Current federal law requires trains to blow their horns when approaching a street crossing that doesn’t meet certain safety standards, mainly having to do with automatic crossing barriers, flashing lights, traffic lane control and signage.
Alessandro Road crosses the tracks just south of San Timoteo Creek near the pricey Sunset Hills housing development. Nearby residents say the train horns are driving them crazy and they want the city of Redlands to pay for the necessary upgrade, which would include signage, a lane barrier and new striping. The road is already slated to be re-striped at the city’s expense when the street is re-paved as part of the PARIS program.
Advocates for having the city pay for the Quiet Zone admit that when they bought their homes they were well aware that trains frequently pass by and blow their horns. But they argue that the number of passing trains has increased dramatically over the past decade, due to the expansion of the Port of Los Angeles and the need to reduce air pollution by transferring freight from trucks to trains.
We visited the area to see how frequently the train horns blow -- separately, on different days of the week and at different times of day. During one 40-minute linger, one train went by, giving a single whistle on approach; during another visit, two and a half early afternoon hours passed with no rail activity at all.
The argument that the horns are startling and disruptive to people using the San Timoteo Wildlife Sanctuary’s trail and amphitheater is compelling. We see multiple benefits to Redlands’ offering that quality recreational space. And we agree that a nature sanctuary should be peaceful and quiet.
But we read in the Redlands Daily Facts that the residents are opposing parking accommodations at the trailhead, so the idea that the residents care about the hikers’, bird watchers’ and cyclists’ peace is a hard sell. They can't have it both ways. They can't argue for a quiet zone to protect the canyon for visitors as well as themselves but simultaneously oppose a parking lot for the safety of the visitors.
If you remove the argument that the expenditure benefits not just the 155 houses in the vicinity but visitors as well, then you are left to determine whether devoting limited financial resources toward the comfort of so few is legitimate as a high-budget priority for the council.
Regardless of the upfront cost of the project, there will be long-term maintenance expenses to consider.
If there’s money available, it’s better spent on a whole-community project -- which improvements downtown or to the Community Center, or in infrastructure on the north side of town would be.
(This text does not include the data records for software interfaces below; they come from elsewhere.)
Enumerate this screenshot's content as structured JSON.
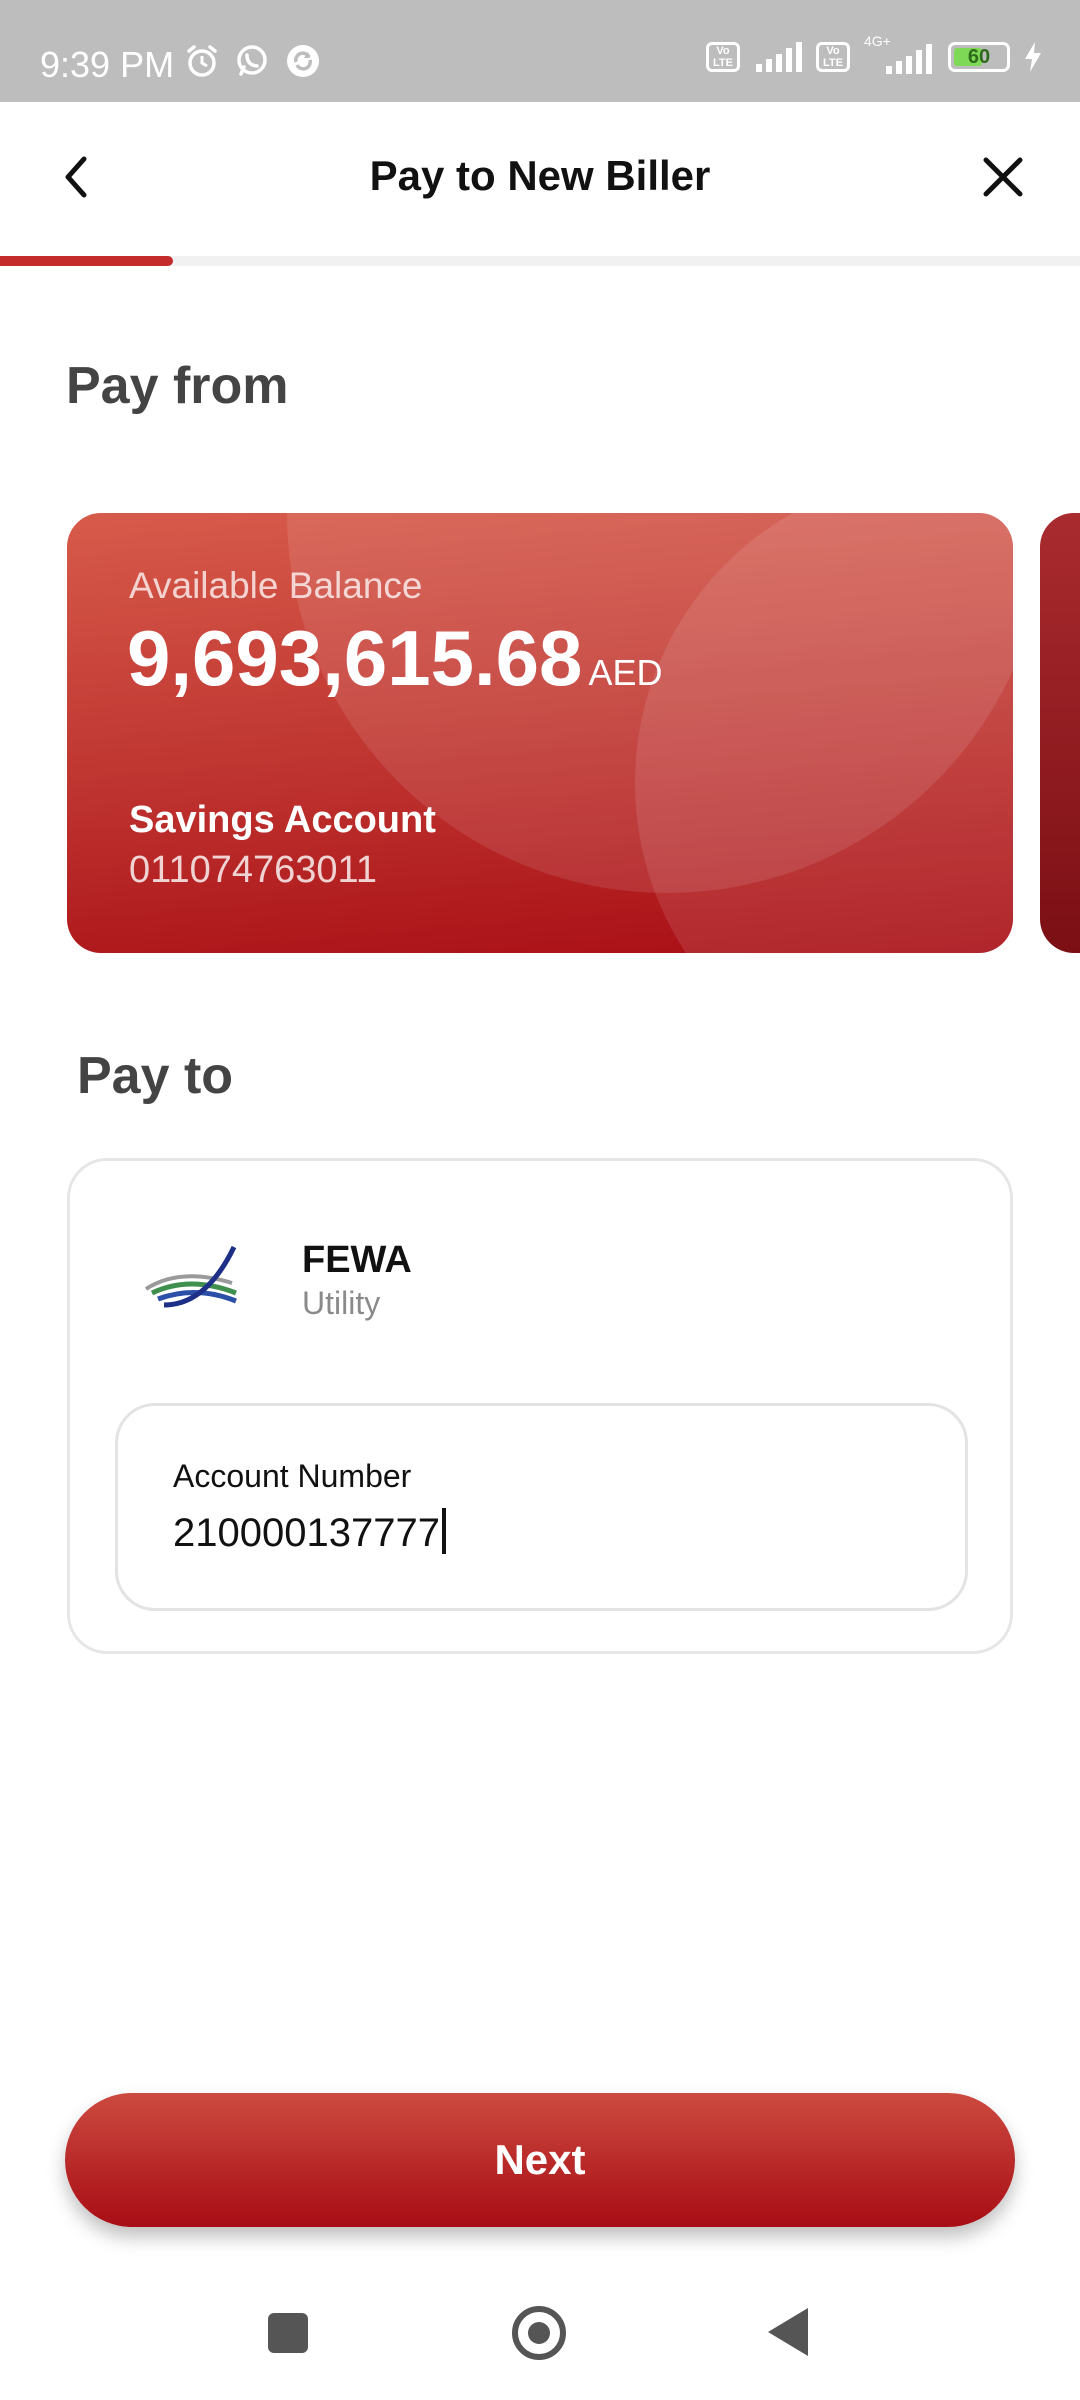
{
  "status_bar": {
    "time": "9:39 PM",
    "left_icons": [
      "alarm-icon",
      "whatsapp-icon",
      "sync-icon"
    ],
    "volte1": "Vo LTE",
    "volte2": "Vo LTE",
    "network": "4G+",
    "battery": "60",
    "battery_level": 0.6
  },
  "header": {
    "title": "Pay to New Biller",
    "back_icon": "chevron-left-icon",
    "close_icon": "close-icon",
    "progress": 0.16
  },
  "pay_from": {
    "label": "Pay from",
    "card": {
      "balance_label": "Available Balance",
      "balance": "9,693,615.68",
      "currency": "AED",
      "account_type": "Savings Account",
      "account_number": "011074763011"
    }
  },
  "pay_to": {
    "label": "Pay to",
    "biller": {
      "name": "FEWA",
      "category": "Utility"
    },
    "account_field": {
      "label": "Account Number",
      "value": "210000137777"
    }
  },
  "next_button": {
    "label": "Next"
  },
  "colors": {
    "brand": "#b3151b",
    "progress": "#c42c2c"
  }
}
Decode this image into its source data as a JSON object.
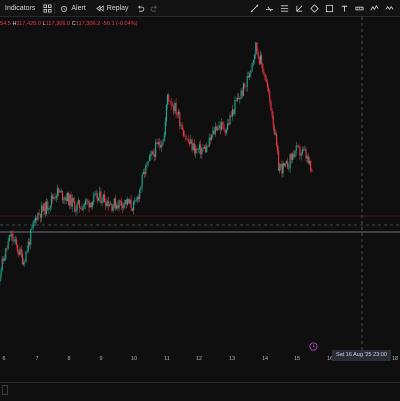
{
  "toolbar": {
    "indicators_label": "Indicators",
    "alert_label": "Alert",
    "replay_label": "Replay"
  },
  "legend": {
    "partial_prefix": "54.5",
    "high_label": "H",
    "high_value": "117,420.0",
    "low_label": "L",
    "low_value": "117,306.0",
    "close_label": "C",
    "close_value": "117,306.2",
    "change_value": "-50.1 (-0.04%)"
  },
  "colors": {
    "up": "#22ab94",
    "down": "#f23645",
    "background": "#0f0f0f",
    "crosshair": "#7a7a7a",
    "last_price_line": "#f23645"
  },
  "xaxis": {
    "ticks": [
      "6",
      "7",
      "8",
      "9",
      "10",
      "11",
      "12",
      "13",
      "14",
      "15",
      "16",
      "18"
    ],
    "cursor_label": "Sat 16 Aug '25   23:00"
  },
  "chart_data": {
    "type": "candlestick",
    "x_unit": "day of August 2025",
    "y_unit": "price (unlabeled, relative level 0-100)",
    "closes": [
      {
        "day": 5.8,
        "close": 20
      },
      {
        "day": 6.2,
        "close": 38
      },
      {
        "day": 6.6,
        "close": 28
      },
      {
        "day": 7.0,
        "close": 46
      },
      {
        "day": 7.3,
        "close": 49
      },
      {
        "day": 7.6,
        "close": 55
      },
      {
        "day": 7.9,
        "close": 53
      },
      {
        "day": 8.2,
        "close": 49
      },
      {
        "day": 8.6,
        "close": 51
      },
      {
        "day": 9.0,
        "close": 53
      },
      {
        "day": 9.3,
        "close": 50
      },
      {
        "day": 9.7,
        "close": 51
      },
      {
        "day": 10.0,
        "close": 49
      },
      {
        "day": 10.3,
        "close": 63
      },
      {
        "day": 10.6,
        "close": 71
      },
      {
        "day": 10.9,
        "close": 77
      },
      {
        "day": 11.0,
        "close": 93
      },
      {
        "day": 11.3,
        "close": 86
      },
      {
        "day": 11.6,
        "close": 75
      },
      {
        "day": 11.9,
        "close": 71
      },
      {
        "day": 12.2,
        "close": 72
      },
      {
        "day": 12.5,
        "close": 81
      },
      {
        "day": 12.8,
        "close": 80
      },
      {
        "day": 13.1,
        "close": 90
      },
      {
        "day": 13.4,
        "close": 97
      },
      {
        "day": 13.7,
        "close": 112
      },
      {
        "day": 13.95,
        "close": 102
      },
      {
        "day": 14.2,
        "close": 86
      },
      {
        "day": 14.4,
        "close": 65
      },
      {
        "day": 14.6,
        "close": 64
      },
      {
        "day": 14.9,
        "close": 71
      },
      {
        "day": 15.2,
        "close": 70
      },
      {
        "day": 15.45,
        "close": 61
      }
    ]
  }
}
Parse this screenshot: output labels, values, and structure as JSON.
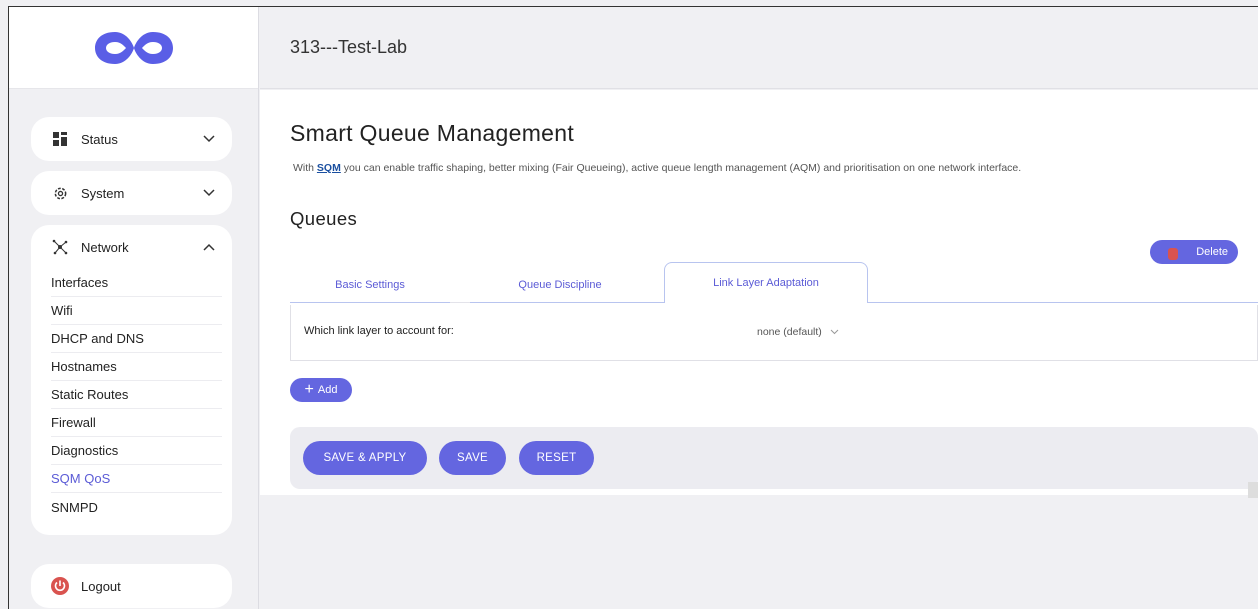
{
  "header": {
    "device_name": "313---Test-Lab"
  },
  "sidebar": {
    "status": {
      "label": "Status"
    },
    "system": {
      "label": "System"
    },
    "network": {
      "label": "Network",
      "items": [
        {
          "label": "Interfaces"
        },
        {
          "label": "Wifi"
        },
        {
          "label": "DHCP and DNS"
        },
        {
          "label": "Hostnames"
        },
        {
          "label": "Static Routes"
        },
        {
          "label": "Firewall"
        },
        {
          "label": "Diagnostics"
        },
        {
          "label": "SQM QoS"
        },
        {
          "label": "SNMPD"
        }
      ]
    },
    "logout": {
      "label": "Logout"
    }
  },
  "main": {
    "title": "Smart Queue Management",
    "description_pre": "With ",
    "description_link": "SQM",
    "description_post": " you can enable traffic shaping, better mixing (Fair Queueing), active queue length management (AQM) and prioritisation on one network interface.",
    "queues_title": "Queues",
    "delete_label": "Delete",
    "tabs": [
      {
        "label": "Basic Settings"
      },
      {
        "label": "Queue Discipline"
      },
      {
        "label": "Link Layer Adaptation"
      }
    ],
    "setting": {
      "label": "Which link layer to account for:",
      "value": "none (default)"
    },
    "add_label": "Add",
    "actions": {
      "save_apply": "SAVE & APPLY",
      "save": "SAVE",
      "reset": "RESET"
    }
  },
  "colors": {
    "accent": "#6466e0",
    "active_link": "#5b5bd6",
    "logout_icon": "#d9534f"
  }
}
The owners in the canyon will tell you they pay more per average Redlander in property taxes, but the part of that money that goes to the city (about 33 percent) pays for fire, police, park, school, street, library and other services that benefit them and all of us.
Flip the perspective: Would anyone argue that those who have low-value homes don’t deserve all the city services?
It’s understandable that these residents who bought their homes when there was significantly less rail traffic abutting them are frustrated. That’s a sympathetic position. The project is not objectionable. But the funding must not come from the city.
If a third fast-speed track is added in the near future to reduce truck traffic from existing Inland Empire roads, then the residents will likely be able to get the Quiet Zone funded and provided by the capital project funding without needing to redirect funds from city's budget.
The city should not spend money on this project, unless there is no shortage of resources and unless funds would not have to be redirected from some other project, which is not likely to be the case for the forseeable future.
Meet the Editorial Board